In recent weeks, China has increased pressure to halt the sale of two animal fountainheads, one of a rat, the other a rabbit, among 12 taken from the Summer Palace of the Emperor Qianlong in Beijing when it was looted by Anglo-French forces during the Second Opium War. A spokesman for China’s foreign ministry told a press conference in Beijing last week that the pieces had been stolen by intruders and should be returned to China, while a team of 80 lawyers is said to be preparing a lawsuit.
“We received nothing. No lawsuits,” reported de Ricqlès.
Christie’s has repeatedly insisted that all of the objects under auction, including the fountainheads, have a clear history of ownership. “We strictly adhere to any and all local and international laws with respect to cultural property and national patrimony of art,” the house stated.
“The Chinese would be better off taking care of human rights,” Bergé told WWD. “These pieces were indeed stolen, but it’s an affair that’s as old as the hills. It’s like the frieze from the Parthenon that’s in the British Museum in London. All the museums in the world are filled with Greek sculptures that were stolen. It’s nothing new.”
Bergé played down speculation the strength of public feeling about the bronze heads in China could prompt a consumer backlash against Yves Saint Laurent, or even French products in that country. “This has nothing to do with the Yves Saint Laurent brand.

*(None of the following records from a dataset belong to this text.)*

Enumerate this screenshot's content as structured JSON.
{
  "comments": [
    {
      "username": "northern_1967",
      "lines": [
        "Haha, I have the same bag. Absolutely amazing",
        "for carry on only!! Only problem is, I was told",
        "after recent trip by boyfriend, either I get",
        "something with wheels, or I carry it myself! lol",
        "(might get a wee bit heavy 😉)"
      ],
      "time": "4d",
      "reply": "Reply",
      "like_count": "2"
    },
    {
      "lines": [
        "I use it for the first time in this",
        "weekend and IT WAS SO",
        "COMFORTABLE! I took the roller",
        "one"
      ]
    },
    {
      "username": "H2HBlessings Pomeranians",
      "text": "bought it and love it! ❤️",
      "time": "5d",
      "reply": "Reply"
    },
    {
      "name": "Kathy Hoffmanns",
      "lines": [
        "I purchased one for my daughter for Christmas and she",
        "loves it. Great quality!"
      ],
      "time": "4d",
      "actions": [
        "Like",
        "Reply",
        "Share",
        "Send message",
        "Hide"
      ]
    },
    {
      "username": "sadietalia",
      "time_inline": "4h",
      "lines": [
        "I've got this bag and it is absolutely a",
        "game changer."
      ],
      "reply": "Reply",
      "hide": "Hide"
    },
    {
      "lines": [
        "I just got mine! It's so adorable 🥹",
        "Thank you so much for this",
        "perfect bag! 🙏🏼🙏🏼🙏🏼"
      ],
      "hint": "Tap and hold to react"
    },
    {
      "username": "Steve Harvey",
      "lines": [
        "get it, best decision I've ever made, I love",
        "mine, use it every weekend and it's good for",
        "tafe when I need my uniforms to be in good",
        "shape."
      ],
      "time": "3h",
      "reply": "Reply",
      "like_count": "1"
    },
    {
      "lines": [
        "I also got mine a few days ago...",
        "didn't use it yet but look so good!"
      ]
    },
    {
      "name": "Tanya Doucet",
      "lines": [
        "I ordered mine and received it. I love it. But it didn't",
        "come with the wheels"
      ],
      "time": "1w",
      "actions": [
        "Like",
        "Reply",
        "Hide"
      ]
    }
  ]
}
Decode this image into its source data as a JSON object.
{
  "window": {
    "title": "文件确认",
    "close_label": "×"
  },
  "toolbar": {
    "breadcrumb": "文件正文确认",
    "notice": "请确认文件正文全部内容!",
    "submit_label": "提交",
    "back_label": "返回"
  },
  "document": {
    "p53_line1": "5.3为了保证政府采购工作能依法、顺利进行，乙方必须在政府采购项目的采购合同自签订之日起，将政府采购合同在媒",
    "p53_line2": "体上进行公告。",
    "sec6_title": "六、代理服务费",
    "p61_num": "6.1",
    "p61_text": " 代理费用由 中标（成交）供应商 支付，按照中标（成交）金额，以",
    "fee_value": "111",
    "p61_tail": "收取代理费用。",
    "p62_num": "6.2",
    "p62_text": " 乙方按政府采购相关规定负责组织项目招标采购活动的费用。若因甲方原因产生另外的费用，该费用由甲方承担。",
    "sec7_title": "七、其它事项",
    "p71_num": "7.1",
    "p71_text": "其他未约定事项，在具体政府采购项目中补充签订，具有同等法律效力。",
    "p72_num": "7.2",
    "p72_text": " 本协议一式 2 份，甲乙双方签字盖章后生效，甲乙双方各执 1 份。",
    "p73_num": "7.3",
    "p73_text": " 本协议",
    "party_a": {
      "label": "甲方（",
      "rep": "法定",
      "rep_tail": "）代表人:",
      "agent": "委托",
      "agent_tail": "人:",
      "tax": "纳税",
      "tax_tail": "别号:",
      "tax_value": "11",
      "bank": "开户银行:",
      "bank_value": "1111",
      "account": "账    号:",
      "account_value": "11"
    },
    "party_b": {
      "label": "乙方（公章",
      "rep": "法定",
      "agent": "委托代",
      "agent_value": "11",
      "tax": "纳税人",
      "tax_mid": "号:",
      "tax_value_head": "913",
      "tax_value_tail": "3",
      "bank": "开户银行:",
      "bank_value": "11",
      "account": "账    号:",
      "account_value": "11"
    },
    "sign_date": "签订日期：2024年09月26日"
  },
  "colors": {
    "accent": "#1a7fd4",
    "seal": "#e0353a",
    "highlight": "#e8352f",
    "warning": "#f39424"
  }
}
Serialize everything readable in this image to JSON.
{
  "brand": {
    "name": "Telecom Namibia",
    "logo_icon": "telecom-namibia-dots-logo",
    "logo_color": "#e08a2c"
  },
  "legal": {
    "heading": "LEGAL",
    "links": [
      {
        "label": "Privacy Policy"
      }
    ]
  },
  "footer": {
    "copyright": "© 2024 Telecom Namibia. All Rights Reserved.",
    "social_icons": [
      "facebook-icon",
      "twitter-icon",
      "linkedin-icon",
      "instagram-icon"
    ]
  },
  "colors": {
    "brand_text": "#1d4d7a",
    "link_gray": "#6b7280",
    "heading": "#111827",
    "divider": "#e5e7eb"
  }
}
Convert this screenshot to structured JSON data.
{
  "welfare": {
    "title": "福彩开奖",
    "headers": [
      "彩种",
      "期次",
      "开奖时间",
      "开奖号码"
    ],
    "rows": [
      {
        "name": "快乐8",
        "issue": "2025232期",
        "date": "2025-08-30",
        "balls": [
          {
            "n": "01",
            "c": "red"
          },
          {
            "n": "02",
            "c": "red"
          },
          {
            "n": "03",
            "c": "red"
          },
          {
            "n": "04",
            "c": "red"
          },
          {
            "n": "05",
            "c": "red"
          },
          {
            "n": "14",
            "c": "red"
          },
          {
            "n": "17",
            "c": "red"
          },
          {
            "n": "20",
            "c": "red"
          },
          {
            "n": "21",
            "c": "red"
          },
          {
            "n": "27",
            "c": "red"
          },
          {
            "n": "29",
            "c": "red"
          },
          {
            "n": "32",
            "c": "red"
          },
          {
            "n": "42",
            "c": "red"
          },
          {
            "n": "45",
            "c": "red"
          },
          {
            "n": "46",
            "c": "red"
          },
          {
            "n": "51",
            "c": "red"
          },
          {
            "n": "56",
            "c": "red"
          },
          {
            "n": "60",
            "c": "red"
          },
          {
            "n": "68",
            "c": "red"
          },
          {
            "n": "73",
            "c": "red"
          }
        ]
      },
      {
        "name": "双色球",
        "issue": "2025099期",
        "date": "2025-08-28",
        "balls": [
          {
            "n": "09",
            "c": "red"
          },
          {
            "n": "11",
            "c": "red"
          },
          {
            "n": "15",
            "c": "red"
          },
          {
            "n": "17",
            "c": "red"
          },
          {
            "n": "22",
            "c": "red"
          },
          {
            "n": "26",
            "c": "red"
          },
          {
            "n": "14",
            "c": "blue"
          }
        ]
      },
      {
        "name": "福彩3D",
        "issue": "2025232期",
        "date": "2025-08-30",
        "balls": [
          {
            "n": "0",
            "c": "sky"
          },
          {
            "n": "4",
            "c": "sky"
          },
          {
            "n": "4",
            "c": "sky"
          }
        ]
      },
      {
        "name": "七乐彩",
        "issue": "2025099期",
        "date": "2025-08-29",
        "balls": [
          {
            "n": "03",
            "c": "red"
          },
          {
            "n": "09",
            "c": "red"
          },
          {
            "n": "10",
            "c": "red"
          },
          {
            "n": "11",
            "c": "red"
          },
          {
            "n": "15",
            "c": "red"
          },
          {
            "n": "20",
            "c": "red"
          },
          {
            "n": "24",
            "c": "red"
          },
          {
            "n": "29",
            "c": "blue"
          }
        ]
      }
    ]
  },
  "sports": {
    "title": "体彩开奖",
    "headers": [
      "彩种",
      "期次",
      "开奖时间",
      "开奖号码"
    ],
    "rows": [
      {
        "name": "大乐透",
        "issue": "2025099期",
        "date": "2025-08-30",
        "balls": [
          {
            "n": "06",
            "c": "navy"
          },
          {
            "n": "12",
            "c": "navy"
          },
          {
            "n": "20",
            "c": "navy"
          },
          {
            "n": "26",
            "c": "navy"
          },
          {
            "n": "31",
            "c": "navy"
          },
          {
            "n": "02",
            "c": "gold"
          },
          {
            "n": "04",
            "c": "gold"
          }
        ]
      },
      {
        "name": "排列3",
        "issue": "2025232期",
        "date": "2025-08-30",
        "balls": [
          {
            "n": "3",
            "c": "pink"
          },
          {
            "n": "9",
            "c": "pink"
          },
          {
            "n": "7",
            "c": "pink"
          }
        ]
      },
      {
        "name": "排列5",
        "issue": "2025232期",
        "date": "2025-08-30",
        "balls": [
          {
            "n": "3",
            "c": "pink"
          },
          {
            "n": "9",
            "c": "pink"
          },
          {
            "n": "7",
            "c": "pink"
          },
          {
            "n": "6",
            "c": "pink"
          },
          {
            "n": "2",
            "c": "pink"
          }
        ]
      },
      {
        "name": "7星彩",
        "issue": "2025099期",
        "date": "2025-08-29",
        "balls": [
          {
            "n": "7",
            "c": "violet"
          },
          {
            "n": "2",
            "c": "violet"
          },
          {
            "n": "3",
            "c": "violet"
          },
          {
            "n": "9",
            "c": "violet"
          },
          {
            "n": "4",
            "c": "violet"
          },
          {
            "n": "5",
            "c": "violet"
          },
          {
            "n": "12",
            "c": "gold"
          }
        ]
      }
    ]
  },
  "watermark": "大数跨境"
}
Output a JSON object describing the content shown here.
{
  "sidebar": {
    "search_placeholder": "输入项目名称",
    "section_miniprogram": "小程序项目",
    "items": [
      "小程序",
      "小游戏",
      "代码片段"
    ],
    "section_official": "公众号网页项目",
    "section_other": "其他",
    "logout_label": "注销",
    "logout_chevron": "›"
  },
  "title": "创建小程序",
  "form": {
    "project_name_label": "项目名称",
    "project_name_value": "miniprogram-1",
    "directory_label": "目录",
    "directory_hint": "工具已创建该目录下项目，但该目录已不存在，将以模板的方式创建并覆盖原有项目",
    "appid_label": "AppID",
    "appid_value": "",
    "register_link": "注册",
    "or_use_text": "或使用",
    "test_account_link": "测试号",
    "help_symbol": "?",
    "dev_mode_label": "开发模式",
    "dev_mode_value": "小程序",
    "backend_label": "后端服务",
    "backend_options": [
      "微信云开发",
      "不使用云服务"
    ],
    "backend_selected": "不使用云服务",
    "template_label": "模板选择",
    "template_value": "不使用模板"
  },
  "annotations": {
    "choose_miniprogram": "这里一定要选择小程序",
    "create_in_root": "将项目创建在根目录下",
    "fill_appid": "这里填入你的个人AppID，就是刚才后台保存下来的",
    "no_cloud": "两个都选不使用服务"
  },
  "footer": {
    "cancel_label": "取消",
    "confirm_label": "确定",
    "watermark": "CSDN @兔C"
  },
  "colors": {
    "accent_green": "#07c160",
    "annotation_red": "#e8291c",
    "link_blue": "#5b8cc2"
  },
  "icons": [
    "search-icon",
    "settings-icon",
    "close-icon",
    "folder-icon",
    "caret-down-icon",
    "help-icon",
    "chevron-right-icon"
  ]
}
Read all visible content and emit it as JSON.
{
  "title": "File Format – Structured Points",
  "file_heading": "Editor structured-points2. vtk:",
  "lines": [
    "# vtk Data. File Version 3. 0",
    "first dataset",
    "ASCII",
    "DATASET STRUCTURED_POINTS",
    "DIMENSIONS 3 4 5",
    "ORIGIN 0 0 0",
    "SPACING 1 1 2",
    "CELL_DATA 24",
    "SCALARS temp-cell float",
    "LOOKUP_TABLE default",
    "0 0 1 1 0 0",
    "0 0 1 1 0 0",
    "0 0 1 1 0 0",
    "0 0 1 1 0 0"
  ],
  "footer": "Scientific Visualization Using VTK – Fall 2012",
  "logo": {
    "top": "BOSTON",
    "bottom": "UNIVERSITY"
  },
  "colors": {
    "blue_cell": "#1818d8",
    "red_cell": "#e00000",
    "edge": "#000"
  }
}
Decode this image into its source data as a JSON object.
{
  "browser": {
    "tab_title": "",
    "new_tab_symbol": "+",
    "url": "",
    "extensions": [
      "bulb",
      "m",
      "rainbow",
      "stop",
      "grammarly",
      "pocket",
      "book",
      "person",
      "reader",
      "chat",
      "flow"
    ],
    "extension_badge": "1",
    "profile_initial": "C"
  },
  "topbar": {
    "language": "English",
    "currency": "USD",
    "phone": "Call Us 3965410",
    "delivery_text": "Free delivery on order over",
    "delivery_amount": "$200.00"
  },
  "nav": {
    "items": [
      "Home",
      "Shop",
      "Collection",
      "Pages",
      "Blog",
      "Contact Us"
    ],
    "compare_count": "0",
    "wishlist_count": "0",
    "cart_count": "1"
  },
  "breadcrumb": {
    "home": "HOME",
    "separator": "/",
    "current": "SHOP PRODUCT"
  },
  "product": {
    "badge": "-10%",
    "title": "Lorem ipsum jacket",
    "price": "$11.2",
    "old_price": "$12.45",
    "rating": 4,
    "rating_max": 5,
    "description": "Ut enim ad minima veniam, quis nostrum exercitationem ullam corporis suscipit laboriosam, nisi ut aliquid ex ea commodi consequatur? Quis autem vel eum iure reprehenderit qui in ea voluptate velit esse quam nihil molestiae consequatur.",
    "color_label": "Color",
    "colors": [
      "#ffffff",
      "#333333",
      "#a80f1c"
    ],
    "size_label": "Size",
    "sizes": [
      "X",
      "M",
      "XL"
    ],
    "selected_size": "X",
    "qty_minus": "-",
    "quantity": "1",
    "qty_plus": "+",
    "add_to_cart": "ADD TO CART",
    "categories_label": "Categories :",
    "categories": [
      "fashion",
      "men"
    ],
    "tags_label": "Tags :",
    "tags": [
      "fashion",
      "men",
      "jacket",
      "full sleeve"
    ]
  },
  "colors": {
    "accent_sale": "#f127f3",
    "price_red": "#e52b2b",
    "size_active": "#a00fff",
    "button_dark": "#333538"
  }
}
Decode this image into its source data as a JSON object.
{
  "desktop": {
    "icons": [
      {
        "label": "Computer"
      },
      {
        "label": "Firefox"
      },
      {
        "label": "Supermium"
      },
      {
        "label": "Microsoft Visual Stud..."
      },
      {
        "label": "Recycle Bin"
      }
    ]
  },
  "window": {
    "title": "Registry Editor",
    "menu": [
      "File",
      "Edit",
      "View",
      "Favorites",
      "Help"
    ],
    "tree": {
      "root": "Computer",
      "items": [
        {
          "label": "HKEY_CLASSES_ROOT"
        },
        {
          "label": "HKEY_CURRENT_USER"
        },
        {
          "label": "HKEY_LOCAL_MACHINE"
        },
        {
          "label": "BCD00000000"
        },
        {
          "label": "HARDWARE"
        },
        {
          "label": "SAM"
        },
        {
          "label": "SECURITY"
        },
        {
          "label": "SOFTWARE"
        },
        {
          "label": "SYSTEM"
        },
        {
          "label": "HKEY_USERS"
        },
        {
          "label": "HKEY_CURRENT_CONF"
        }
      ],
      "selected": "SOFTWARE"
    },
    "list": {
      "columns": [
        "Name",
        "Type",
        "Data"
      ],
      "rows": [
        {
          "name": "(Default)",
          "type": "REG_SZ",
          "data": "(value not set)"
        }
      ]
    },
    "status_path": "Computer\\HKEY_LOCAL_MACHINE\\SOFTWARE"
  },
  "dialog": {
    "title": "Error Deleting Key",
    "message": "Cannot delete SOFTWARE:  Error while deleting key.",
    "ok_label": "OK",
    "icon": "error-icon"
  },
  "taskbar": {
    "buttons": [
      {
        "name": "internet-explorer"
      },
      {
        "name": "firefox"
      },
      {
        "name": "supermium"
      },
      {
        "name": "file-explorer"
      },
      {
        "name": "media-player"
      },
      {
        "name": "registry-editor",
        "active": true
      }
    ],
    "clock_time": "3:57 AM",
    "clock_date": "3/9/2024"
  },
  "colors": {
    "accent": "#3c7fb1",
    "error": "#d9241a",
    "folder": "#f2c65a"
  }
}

It is to do with me and me alone,” he said. A spokesman for Yves Saint Laurent, meanwhile, declined to comment on the matter.